───── Provided data ─────
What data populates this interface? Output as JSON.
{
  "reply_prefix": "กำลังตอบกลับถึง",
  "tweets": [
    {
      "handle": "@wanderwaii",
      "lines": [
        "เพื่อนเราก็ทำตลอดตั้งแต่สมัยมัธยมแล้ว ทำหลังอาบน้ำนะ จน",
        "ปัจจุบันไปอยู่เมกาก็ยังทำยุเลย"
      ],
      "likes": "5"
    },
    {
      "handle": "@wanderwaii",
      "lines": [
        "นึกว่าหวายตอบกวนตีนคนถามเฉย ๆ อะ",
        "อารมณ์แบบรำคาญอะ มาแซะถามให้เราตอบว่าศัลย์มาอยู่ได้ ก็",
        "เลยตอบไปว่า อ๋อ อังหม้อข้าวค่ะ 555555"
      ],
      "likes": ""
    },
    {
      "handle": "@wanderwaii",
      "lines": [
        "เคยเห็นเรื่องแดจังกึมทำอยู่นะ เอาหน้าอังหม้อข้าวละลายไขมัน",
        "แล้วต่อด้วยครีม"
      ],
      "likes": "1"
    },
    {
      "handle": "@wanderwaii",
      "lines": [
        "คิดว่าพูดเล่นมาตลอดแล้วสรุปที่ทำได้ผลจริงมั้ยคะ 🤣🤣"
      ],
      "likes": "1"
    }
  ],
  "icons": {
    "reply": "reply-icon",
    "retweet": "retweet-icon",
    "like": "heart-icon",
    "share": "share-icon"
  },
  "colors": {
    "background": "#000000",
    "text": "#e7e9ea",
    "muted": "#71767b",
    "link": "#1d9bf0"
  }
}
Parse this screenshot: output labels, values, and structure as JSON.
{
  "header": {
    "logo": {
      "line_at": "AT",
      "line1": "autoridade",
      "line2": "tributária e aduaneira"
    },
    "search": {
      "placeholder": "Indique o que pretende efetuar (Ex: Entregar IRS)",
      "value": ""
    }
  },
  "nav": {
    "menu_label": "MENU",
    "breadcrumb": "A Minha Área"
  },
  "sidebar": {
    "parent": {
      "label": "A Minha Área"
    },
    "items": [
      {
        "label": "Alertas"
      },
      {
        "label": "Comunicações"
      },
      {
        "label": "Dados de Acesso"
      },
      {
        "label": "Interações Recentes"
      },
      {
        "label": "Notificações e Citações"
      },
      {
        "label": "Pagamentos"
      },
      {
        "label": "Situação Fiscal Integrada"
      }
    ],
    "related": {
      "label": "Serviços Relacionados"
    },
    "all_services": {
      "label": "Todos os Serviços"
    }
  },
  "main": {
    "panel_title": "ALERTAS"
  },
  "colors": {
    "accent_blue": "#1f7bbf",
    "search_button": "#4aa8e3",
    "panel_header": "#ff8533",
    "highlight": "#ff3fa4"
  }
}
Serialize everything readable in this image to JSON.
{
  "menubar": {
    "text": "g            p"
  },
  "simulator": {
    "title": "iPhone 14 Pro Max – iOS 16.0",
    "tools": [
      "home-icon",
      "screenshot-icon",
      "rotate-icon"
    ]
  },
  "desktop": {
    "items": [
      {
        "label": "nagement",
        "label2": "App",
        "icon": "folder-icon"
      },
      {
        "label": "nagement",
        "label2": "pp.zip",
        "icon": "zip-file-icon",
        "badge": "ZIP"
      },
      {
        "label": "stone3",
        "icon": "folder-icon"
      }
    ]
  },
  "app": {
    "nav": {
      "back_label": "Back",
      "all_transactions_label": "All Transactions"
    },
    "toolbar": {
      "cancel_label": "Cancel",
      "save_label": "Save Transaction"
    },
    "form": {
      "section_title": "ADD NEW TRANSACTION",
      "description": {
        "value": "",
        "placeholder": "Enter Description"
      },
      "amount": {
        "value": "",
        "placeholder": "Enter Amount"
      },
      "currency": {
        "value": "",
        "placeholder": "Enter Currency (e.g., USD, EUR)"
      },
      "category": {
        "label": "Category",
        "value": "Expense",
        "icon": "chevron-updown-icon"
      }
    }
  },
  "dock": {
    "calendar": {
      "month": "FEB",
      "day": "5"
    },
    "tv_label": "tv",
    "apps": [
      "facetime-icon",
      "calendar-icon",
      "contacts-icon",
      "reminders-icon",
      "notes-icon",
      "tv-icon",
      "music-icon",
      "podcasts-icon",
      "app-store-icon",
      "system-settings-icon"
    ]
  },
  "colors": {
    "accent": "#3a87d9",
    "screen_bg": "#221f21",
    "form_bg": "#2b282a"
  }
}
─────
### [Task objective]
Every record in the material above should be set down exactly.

### [Your response]
What data populates this interface? Output as JSON.
{
  "reply_prefix": "กำลังตอบกลับถึง",
  "tweets": [
    {
      "handle": "@wanderwaii",
      "lines": [
        "เพื่อนเราก็ทำตลอดตั้งแต่สมัยมัธยมแล้ว ทำหลังอาบน้ำนะ จน",
        "ปัจจุบันไปอยู่เมกาก็ยังทำยุเลย"
      ],
      "likes": "5"
    },
    {
      "handle": "@wanderwaii",
      "lines": [
        "นึกว่าหวายตอบกวนตีนคนถามเฉย ๆ อะ",
        "อารมณ์แบบรำคาญอะ มาแซะถามให้เราตอบว่าศัลย์มาอยู่ได้ ก็",
        "เลยตอบไปว่า อ๋อ อังหม้อข้าวค่ะ 555555"
      ],
      "likes": ""
    },
    {
      "handle": "@wanderwaii",
      "lines": [
        "เคยเห็นเรื่องแดจังกึมทำอยู่นะ เอาหน้าอังหม้อข้าวละลายไขมัน",
        "แล้วต่อด้วยครีม"
      ],
      "likes": "1"
    },
    {
      "handle": "@wanderwaii",
      "lines": [
        "คิดว่าพูดเล่นมาตลอดแล้วสรุปที่ทำได้ผลจริงมั้ยคะ 🤣🤣"
      ],
      "likes": "1"
    }
  ],
  "icons": {
    "reply": "reply-icon",
    "retweet": "retweet-icon",
    "like": "heart-icon",
    "share": "share-icon"
  },
  "colors": {
    "background": "#000000",
    "text": "#e7e9ea",
    "muted": "#71767b",
    "link": "#1d9bf0"
  }
}
Parse this screenshot: output labels, values, and structure as JSON.
{
  "header": {
    "logo": {
      "line_at": "AT",
      "line1": "autoridade",
      "line2": "tributária e aduaneira"
    },
    "search": {
      "placeholder": "Indique o que pretende efetuar (Ex: Entregar IRS)",
      "value": ""
    }
  },
  "nav": {
    "menu_label": "MENU",
    "breadcrumb": "A Minha Área"
  },
  "sidebar": {
    "parent": {
      "label": "A Minha Área"
    },
    "items": [
      {
        "label": "Alertas"
      },
      {
        "label": "Comunicações"
      },
      {
        "label": "Dados de Acesso"
      },
      {
        "label": "Interações Recentes"
      },
      {
        "label": "Notificações e Citações"
      },
      {
        "label": "Pagamentos"
      },
      {
        "label": "Situação Fiscal Integrada"
      }
    ],
    "related": {
      "label": "Serviços Relacionados"
    },
    "all_services": {
      "label": "Todos os Serviços"
    }
  },
  "main": {
    "panel_title": "ALERTAS"
  },
  "colors": {
    "accent_blue": "#1f7bbf",
    "search_button": "#4aa8e3",
    "panel_header": "#ff8533",
    "highlight": "#ff3fa4"
  }
}
Serialize everything readable in this image to JSON.
{
  "menubar": {
    "text": "g            p"
  },
  "simulator": {
    "title": "iPhone 14 Pro Max – iOS 16.0",
    "tools": [
      "home-icon",
      "screenshot-icon",
      "rotate-icon"
    ]
  },
  "desktop": {
    "items": [
      {
        "label": "nagement",
        "label2": "App",
        "icon": "folder-icon"
      },
      {
        "label": "nagement",
        "label2": "pp.zip",
        "icon": "zip-file-icon",
        "badge": "ZIP"
      },
      {
        "label": "stone3",
        "icon": "folder-icon"
      }
    ]
  },
  "app": {
    "nav": {
      "back_label": "Back",
      "all_transactions_label": "All Transactions"
    },
    "toolbar": {
      "cancel_label": "Cancel",
      "save_label": "Save Transaction"
    },
    "form": {
      "section_title": "ADD NEW TRANSACTION",
      "description": {
        "value": "",
        "placeholder": "Enter Description"
      },
      "amount": {
        "value": "",
        "placeholder": "Enter Amount"
      },
      "currency": {
        "value": "",
        "placeholder": "Enter Currency (e.g., USD, EUR)"
      },
      "category": {
        "label": "Category",
        "value": "Expense",
        "icon": "chevron-updown-icon"
      }
    }
  },
  "dock": {
    "calendar": {
      "month": "FEB",
      "day": "5"
    },
    "tv_label": "tv",
    "apps": [
      "facetime-icon",
      "calendar-icon",
      "contacts-icon",
      "reminders-icon",
      "notes-icon",
      "tv-icon",
      "music-icon",
      "podcasts-icon",
      "app-store-icon",
      "system-settings-icon"
    ]
  },
  "colors": {
    "accent": "#3a87d9",
    "screen_bg": "#221f21",
    "form_bg": "#2b282a"
  }
}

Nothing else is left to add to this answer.